[Opening Supplied data section]
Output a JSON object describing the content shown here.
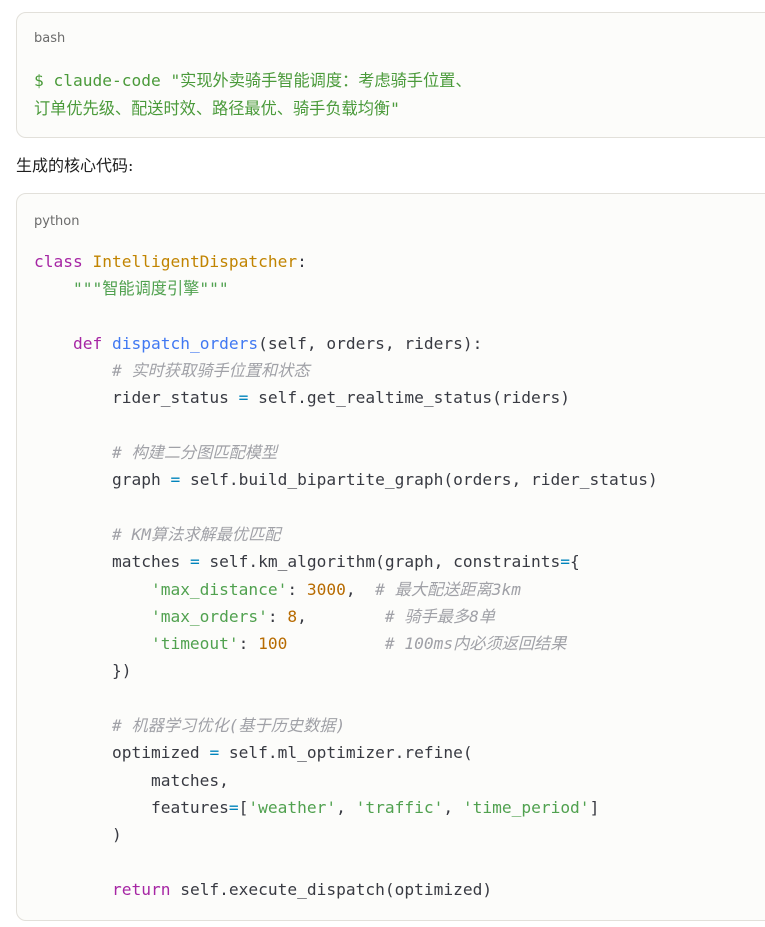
{
  "bash_block": {
    "language": "bash",
    "line1": "$ claude-code \"实现外卖骑手智能调度：考虑骑手位置、",
    "line2": "订单优先级、配送时效、路径最优、骑手负载均衡\""
  },
  "section_label": "生成的核心代码:",
  "python_block": {
    "language": "python",
    "t": {
      "kw_class": "class",
      "class_name": "IntelligentDispatcher",
      "colon": ":",
      "indent4": "    ",
      "indent8": "        ",
      "indent12": "            ",
      "docstring": "\"\"\"智能调度引擎\"\"\"",
      "kw_def": "def",
      "fn_name": "dispatch_orders",
      "def_args": "(self, orders, riders):",
      "cm1": "# 实时获取骑手位置和状态",
      "rs_var": "rider_status ",
      "eq": "=",
      "rs_call": " self.get_realtime_status(riders)",
      "cm2": "# 构建二分图匹配模型",
      "graph_var": "graph ",
      "graph_call": " self.build_bipartite_graph(orders, rider_status)",
      "cm3": "# KM算法求解最优匹配",
      "matches_var": "matches ",
      "matches_call": " self.km_algorithm(graph, constraints",
      "brace_open": "{",
      "k_maxdist": "'max_distance'",
      "colon_sp": ": ",
      "v_maxdist": "3000",
      "comma_pad1": ",  ",
      "cm_maxdist": "# 最大配送距离3km",
      "k_maxorders": "'max_orders'",
      "v_maxorders": "8",
      "comma_pad2": ",        ",
      "cm_maxorders": "# 骑手最多8单",
      "k_timeout": "'timeout'",
      "v_timeout": "100",
      "pad3": "          ",
      "cm_timeout": "# 100ms内必须返回结果",
      "brace_close": "})",
      "cm4": "# 机器学习优化(基于历史数据)",
      "opt_var": "optimized ",
      "opt_call": " self.ml_optimizer.refine(",
      "matches_arg": "matches,",
      "features_kw": "features",
      "lbracket": "[",
      "s_weather": "'weather'",
      "comma_sp": ", ",
      "s_traffic": "'traffic'",
      "s_time": "'time_period'",
      "rbracket": "]",
      "rparen": ")",
      "kw_return": "return",
      "ret_call": " self.execute_dispatch(optimized)"
    }
  }
}
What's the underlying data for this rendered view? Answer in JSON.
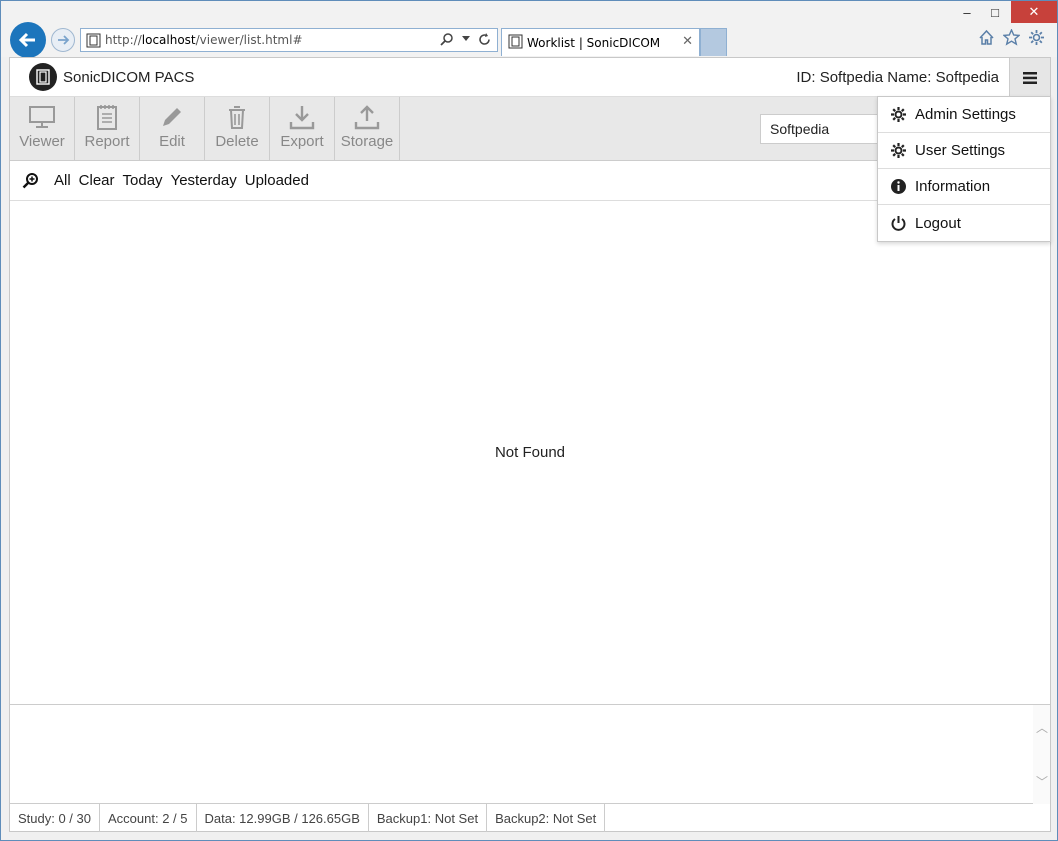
{
  "browser": {
    "url_prefix": "http://",
    "url_host": "localhost",
    "url_path": "/viewer/list.html#",
    "tab_title": "Worklist | SonicDICOM",
    "tab_close": "✕",
    "min": "–",
    "max": "□",
    "close": "✕"
  },
  "app": {
    "name": "SonicDICOM PACS",
    "user_info": "ID: Softpedia  Name: Softpedia"
  },
  "toolbar": {
    "items": [
      {
        "label": "Viewer",
        "icon": "monitor-icon"
      },
      {
        "label": "Report",
        "icon": "notepad-icon"
      },
      {
        "label": "Edit",
        "icon": "pencil-icon"
      },
      {
        "label": "Delete",
        "icon": "trash-icon"
      },
      {
        "label": "Export",
        "icon": "download-icon"
      },
      {
        "label": "Storage",
        "icon": "upload-icon"
      }
    ],
    "search_value": "Softpedia"
  },
  "filters": [
    "All",
    "Clear",
    "Today",
    "Yesterday",
    "Uploaded"
  ],
  "main": {
    "empty_message": "Not Found"
  },
  "menu": [
    {
      "label": "Admin Settings",
      "icon": "gear-icon"
    },
    {
      "label": "User Settings",
      "icon": "gear-icon"
    },
    {
      "label": "Information",
      "icon": "info-icon"
    },
    {
      "label": "Logout",
      "icon": "power-icon"
    }
  ],
  "status": [
    "Study: 0 / 30",
    "Account: 2 / 5",
    "Data: 12.99GB / 126.65GB",
    "Backup1: Not Set",
    "Backup2: Not Set"
  ],
  "colors": {
    "accent": "#1c75bc",
    "toolbar_bg": "#e8e8e8",
    "close_red": "#c7413b"
  }
}
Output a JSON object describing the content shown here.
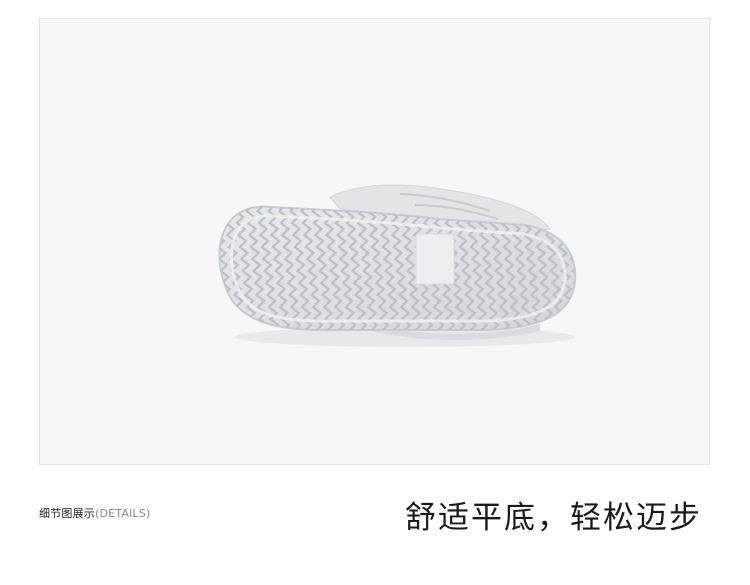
{
  "detail_section": {
    "label_cn": "细节图展示",
    "label_en": "(DETAILS)"
  },
  "tagline": "舒适平底，轻松迈步",
  "product_image": {
    "subject": "shoe-sole-bottom-view",
    "colors": {
      "background": "#f7f7f7",
      "sole": "#dfe2e6",
      "sole_edge": "#cfd3d8",
      "tread": "#bcc1c7",
      "patch": "#ecedef"
    }
  }
}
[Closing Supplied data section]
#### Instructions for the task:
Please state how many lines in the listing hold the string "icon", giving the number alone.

#### Task output:
10